Web page and app entries
______
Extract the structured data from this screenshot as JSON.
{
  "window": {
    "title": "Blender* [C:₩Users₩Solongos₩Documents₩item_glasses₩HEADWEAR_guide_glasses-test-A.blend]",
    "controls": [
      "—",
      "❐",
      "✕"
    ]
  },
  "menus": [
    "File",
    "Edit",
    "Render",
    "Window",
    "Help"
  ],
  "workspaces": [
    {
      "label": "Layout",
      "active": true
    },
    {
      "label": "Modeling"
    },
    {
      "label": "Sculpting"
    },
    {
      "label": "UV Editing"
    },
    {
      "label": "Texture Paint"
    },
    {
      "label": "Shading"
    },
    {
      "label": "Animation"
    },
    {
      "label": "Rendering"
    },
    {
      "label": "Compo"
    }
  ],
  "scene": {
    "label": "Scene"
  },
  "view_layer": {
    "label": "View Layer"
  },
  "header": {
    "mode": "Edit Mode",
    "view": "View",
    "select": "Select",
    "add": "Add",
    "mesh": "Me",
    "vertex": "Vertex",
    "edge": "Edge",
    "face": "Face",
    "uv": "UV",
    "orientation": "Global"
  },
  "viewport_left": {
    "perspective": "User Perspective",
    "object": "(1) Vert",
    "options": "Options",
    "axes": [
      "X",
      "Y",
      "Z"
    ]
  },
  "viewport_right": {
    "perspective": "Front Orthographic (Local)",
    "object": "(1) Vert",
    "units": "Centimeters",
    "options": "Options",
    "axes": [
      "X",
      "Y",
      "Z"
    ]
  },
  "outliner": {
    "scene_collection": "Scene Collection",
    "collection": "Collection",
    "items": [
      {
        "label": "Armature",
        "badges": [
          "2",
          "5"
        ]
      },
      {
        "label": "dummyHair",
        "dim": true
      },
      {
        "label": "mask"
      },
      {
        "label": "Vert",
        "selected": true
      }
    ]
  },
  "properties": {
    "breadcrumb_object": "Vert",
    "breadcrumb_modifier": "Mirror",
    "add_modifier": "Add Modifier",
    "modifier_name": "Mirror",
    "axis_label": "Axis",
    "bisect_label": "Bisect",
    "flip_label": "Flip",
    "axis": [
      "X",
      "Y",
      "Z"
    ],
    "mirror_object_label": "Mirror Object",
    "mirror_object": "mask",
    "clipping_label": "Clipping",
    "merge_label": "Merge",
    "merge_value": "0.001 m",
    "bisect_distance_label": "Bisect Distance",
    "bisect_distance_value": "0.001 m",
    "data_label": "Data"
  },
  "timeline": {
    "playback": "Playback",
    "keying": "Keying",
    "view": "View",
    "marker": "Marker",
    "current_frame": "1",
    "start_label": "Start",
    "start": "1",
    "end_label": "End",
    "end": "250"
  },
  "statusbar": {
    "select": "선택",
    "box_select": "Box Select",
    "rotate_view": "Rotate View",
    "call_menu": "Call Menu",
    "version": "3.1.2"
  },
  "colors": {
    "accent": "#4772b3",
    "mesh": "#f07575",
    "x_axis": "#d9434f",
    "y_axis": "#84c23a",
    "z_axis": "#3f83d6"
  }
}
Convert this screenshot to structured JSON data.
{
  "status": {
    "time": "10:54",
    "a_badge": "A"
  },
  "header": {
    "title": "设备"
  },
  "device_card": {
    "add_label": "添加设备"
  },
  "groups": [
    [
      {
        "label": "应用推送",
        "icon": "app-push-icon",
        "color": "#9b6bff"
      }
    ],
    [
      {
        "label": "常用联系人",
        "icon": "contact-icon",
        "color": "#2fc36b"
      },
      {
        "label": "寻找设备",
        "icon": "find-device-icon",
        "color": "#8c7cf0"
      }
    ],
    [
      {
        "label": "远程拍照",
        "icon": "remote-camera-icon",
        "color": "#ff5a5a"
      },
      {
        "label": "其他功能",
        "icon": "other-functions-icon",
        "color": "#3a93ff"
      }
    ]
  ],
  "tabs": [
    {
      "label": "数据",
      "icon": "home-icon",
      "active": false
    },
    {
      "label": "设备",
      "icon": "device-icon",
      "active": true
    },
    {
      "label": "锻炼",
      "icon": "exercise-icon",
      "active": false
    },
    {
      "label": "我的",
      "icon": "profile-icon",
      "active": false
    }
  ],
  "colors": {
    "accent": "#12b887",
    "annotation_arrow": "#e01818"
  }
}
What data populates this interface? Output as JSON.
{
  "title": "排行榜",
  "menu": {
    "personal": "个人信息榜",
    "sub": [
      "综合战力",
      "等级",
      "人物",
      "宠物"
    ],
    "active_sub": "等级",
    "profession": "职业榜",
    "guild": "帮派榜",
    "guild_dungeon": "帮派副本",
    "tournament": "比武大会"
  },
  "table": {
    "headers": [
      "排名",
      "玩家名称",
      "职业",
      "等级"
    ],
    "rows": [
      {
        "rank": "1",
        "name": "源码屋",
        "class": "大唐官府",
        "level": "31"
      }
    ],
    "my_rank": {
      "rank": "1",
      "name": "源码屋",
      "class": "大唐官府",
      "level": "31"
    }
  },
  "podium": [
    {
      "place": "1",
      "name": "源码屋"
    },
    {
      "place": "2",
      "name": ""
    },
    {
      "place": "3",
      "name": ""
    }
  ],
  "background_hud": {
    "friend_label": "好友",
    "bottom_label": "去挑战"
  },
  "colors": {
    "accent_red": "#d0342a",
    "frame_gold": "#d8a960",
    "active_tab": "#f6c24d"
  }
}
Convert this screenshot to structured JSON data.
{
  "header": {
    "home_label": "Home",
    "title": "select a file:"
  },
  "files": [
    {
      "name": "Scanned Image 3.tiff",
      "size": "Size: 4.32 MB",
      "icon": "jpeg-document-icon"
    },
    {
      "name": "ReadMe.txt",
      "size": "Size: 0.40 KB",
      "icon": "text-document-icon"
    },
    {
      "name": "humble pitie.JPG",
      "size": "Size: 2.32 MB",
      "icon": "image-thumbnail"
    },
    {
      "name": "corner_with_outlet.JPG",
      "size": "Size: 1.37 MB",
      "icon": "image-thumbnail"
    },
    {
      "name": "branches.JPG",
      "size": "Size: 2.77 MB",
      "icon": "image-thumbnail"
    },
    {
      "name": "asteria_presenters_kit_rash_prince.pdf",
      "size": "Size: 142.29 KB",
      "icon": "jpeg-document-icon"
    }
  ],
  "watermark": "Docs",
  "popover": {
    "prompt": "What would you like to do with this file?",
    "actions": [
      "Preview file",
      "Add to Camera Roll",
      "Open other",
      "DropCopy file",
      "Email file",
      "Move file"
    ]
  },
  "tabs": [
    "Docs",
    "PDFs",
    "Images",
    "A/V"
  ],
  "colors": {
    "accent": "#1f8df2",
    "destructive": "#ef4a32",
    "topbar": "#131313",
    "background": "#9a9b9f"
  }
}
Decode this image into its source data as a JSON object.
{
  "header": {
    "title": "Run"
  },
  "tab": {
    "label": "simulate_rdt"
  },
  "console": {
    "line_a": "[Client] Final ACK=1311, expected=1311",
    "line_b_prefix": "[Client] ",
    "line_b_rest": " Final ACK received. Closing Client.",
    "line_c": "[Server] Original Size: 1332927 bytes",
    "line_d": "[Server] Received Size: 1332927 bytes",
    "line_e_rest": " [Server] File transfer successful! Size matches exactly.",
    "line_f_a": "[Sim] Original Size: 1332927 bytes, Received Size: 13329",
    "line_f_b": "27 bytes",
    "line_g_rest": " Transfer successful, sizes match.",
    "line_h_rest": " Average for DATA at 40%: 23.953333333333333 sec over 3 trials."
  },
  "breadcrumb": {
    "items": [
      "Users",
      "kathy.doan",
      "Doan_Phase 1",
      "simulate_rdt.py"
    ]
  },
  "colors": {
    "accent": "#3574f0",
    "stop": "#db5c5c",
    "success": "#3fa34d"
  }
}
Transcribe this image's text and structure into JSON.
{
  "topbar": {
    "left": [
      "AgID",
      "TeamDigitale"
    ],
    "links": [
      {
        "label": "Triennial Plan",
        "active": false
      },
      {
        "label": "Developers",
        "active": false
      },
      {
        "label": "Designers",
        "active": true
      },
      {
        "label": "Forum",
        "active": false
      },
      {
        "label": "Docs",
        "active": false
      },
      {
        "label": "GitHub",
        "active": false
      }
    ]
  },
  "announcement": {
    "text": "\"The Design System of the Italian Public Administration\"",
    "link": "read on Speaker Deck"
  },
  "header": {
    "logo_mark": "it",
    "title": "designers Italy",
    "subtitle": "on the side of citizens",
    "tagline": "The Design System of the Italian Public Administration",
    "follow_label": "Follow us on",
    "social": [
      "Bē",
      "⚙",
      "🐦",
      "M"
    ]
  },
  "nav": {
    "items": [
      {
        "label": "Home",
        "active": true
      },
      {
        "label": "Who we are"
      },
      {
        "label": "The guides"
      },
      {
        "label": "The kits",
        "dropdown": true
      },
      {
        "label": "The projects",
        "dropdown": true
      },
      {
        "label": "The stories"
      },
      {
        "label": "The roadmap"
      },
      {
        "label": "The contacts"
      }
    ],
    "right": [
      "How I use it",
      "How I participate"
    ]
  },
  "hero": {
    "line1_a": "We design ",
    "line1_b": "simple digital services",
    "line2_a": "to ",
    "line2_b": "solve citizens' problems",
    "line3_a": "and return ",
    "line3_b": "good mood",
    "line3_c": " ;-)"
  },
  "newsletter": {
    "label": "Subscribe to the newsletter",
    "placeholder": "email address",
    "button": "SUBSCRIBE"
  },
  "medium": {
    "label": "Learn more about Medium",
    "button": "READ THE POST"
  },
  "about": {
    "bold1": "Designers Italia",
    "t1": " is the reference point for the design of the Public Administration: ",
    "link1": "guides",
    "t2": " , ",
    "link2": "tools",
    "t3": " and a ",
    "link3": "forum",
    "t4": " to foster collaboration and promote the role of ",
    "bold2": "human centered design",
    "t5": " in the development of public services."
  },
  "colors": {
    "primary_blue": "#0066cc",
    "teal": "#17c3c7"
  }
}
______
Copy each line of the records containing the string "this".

Extract the structured data from this screenshot as JSON.
Convert this screenshot to structured JSON data.
What data populates this interface? Output as JSON.
Convert this screenshot to structured JSON data.
    "prompt": "What would you like to do with this file?",
Decode this image into its source data as a JSON object.
Transcribe this image's text and structure into JSON.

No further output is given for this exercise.